- _What is being asked_: As the answer, give every line of the records that includes the word "calendar".

====== Data to process

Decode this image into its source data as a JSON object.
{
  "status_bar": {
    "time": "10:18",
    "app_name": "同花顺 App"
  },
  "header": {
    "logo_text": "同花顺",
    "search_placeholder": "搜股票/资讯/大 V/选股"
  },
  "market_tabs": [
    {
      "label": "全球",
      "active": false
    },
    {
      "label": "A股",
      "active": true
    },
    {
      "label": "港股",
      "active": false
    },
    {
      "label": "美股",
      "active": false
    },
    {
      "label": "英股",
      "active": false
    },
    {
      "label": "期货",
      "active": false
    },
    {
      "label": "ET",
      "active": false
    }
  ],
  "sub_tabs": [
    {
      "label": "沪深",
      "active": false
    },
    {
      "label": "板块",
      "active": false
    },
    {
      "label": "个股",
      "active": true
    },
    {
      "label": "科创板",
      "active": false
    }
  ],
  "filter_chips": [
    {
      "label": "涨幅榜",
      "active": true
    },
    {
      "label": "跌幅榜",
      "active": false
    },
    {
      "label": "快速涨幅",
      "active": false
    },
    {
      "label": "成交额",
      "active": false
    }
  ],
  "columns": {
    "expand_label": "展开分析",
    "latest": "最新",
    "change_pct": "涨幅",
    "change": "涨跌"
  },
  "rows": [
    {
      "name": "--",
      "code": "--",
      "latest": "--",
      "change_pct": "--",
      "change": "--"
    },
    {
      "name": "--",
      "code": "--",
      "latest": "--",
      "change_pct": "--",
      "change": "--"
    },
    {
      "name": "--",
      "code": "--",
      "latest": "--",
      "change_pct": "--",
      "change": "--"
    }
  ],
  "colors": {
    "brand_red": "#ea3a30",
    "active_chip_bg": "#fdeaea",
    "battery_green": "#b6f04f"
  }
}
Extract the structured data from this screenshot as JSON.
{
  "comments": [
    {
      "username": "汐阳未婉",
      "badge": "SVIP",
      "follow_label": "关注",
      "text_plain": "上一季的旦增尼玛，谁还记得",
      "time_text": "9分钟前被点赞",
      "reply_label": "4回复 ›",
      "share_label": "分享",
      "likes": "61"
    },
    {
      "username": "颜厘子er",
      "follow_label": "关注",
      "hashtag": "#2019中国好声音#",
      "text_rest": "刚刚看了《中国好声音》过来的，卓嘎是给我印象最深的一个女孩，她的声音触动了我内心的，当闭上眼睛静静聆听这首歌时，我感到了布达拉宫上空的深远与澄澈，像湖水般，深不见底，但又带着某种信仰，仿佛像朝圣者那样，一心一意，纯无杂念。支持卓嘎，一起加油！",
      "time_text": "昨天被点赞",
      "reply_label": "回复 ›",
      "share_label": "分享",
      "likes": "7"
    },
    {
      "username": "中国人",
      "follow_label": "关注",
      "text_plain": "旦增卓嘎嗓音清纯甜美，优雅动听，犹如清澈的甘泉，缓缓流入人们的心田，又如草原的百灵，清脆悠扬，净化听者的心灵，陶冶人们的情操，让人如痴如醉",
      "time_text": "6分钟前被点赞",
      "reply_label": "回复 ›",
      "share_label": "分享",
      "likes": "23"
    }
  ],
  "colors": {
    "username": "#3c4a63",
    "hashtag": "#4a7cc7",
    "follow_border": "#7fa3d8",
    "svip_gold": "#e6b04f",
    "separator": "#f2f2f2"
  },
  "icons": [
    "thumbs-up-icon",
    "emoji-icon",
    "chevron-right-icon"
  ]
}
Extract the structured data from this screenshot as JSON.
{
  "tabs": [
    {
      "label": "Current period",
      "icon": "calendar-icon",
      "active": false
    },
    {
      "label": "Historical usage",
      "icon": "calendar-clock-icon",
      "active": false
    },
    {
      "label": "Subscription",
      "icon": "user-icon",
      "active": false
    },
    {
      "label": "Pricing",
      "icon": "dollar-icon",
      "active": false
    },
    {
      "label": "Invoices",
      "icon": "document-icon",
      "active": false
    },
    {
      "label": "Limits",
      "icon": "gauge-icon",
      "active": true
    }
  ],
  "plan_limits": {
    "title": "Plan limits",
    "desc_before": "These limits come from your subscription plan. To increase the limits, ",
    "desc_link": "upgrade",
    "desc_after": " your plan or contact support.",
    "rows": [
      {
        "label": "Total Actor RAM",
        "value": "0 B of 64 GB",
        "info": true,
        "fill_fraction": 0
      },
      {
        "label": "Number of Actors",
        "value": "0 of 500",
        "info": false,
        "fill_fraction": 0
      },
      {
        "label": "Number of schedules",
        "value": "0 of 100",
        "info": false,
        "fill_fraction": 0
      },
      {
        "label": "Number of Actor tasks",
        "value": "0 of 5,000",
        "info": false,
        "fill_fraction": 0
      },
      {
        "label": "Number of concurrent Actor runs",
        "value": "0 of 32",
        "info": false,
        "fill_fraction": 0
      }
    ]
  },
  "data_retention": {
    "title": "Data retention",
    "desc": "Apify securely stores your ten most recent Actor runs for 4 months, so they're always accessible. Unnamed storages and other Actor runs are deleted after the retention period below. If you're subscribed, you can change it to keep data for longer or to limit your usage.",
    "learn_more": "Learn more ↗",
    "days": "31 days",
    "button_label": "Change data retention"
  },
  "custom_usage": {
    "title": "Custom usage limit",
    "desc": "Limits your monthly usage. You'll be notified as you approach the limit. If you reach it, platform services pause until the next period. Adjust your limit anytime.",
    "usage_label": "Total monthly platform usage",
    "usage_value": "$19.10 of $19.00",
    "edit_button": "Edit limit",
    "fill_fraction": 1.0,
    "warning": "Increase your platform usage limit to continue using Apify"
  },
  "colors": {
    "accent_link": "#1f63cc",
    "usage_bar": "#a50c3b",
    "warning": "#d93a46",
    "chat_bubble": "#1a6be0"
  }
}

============

- _Exercise response_:
      "icon": "calendar-icon",
      "icon": "calendar-clock-icon",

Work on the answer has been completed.